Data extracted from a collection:
******
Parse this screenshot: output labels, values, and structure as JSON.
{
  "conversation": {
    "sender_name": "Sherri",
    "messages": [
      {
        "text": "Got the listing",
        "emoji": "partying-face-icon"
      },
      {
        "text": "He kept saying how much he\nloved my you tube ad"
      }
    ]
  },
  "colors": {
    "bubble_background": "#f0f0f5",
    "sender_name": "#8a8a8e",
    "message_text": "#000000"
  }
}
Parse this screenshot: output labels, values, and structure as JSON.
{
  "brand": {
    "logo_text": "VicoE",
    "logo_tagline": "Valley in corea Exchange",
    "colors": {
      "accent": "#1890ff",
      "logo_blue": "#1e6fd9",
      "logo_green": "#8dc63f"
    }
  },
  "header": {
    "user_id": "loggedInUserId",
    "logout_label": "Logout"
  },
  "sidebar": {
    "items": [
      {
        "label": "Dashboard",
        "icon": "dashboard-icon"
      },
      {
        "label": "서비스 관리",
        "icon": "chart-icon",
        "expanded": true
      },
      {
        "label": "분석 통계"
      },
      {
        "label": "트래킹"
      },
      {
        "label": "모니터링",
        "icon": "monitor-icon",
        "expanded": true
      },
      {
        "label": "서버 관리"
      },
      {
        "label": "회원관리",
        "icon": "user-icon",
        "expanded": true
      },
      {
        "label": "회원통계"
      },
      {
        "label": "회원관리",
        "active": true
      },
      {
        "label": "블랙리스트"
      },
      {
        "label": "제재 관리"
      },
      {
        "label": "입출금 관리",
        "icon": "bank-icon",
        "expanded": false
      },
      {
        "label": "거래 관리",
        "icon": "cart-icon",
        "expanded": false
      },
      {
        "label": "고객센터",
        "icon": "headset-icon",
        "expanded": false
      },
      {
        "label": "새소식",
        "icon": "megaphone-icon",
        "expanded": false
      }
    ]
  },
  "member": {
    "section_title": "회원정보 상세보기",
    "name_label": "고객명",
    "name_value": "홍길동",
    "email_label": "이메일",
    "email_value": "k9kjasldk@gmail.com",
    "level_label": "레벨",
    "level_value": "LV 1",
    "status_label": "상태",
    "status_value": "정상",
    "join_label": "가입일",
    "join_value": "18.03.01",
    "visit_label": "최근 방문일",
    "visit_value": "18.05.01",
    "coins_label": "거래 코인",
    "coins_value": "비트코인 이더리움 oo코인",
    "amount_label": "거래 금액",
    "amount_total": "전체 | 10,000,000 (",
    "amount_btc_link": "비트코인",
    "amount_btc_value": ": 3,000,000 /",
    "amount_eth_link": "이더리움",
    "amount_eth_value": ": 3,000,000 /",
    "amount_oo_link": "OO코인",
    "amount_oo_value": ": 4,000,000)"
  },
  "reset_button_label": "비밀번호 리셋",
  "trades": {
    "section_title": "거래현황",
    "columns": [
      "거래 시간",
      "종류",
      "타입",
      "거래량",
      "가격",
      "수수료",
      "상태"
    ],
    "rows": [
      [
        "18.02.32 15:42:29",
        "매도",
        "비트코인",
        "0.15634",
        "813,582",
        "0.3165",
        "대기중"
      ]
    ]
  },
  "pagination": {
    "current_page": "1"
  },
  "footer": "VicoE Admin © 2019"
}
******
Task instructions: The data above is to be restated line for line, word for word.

Reply to the task:
Parse this screenshot: output labels, values, and structure as JSON.
{
  "conversation": {
    "sender_name": "Sherri",
    "messages": [
      {
        "text": "Got the listing",
        "emoji": "partying-face-icon"
      },
      {
        "text": "He kept saying how much he\nloved my you tube ad"
      }
    ]
  },
  "colors": {
    "bubble_background": "#f0f0f5",
    "sender_name": "#8a8a8e",
    "message_text": "#000000"
  }
}
Parse this screenshot: output labels, values, and structure as JSON.
{
  "brand": {
    "logo_text": "VicoE",
    "logo_tagline": "Valley in corea Exchange",
    "colors": {
      "accent": "#1890ff",
      "logo_blue": "#1e6fd9",
      "logo_green": "#8dc63f"
    }
  },
  "header": {
    "user_id": "loggedInUserId",
    "logout_label": "Logout"
  },
  "sidebar": {
    "items": [
      {
        "label": "Dashboard",
        "icon": "dashboard-icon"
      },
      {
        "label": "서비스 관리",
        "icon": "chart-icon",
        "expanded": true
      },
      {
        "label": "분석 통계"
      },
      {
        "label": "트래킹"
      },
      {
        "label": "모니터링",
        "icon": "monitor-icon",
        "expanded": true
      },
      {
        "label": "서버 관리"
      },
      {
        "label": "회원관리",
        "icon": "user-icon",
        "expanded": true
      },
      {
        "label": "회원통계"
      },
      {
        "label": "회원관리",
        "active": true
      },
      {
        "label": "블랙리스트"
      },
      {
        "label": "제재 관리"
      },
      {
        "label": "입출금 관리",
        "icon": "bank-icon",
        "expanded": false
      },
      {
        "label": "거래 관리",
        "icon": "cart-icon",
        "expanded": false
      },
      {
        "label": "고객센터",
        "icon": "headset-icon",
        "expanded": false
      },
      {
        "label": "새소식",
        "icon": "megaphone-icon",
        "expanded": false
      }
    ]
  },
  "member": {
    "section_title": "회원정보 상세보기",
    "name_label": "고객명",
    "name_value": "홍길동",
    "email_label": "이메일",
    "email_value": "k9kjasldk@gmail.com",
    "level_label": "레벨",
    "level_value": "LV 1",
    "status_label": "상태",
    "status_value": "정상",
    "join_label": "가입일",
    "join_value": "18.03.01",
    "visit_label": "최근 방문일",
    "visit_value": "18.05.01",
    "coins_label": "거래 코인",
    "coins_value": "비트코인 이더리움 oo코인",
    "amount_label": "거래 금액",
    "amount_total": "전체 | 10,000,000 (",
    "amount_btc_link": "비트코인",
    "amount_btc_value": ": 3,000,000 /",
    "amount_eth_link": "이더리움",
    "amount_eth_value": ": 3,000,000 /",
    "amount_oo_link": "OO코인",
    "amount_oo_value": ": 4,000,000)"
  },
  "reset_button_label": "비밀번호 리셋",
  "trades": {
    "section_title": "거래현황",
    "columns": [
      "거래 시간",
      "종류",
      "타입",
      "거래량",
      "가격",
      "수수료",
      "상태"
    ],
    "rows": [
      [
        "18.02.32 15:42:29",
        "매도",
        "비트코인",
        "0.15634",
        "813,582",
        "0.3165",
        "대기중"
      ]
    ]
  },
  "pagination": {
    "current_page": "1"
  },
  "footer": "VicoE Admin © 2019"
}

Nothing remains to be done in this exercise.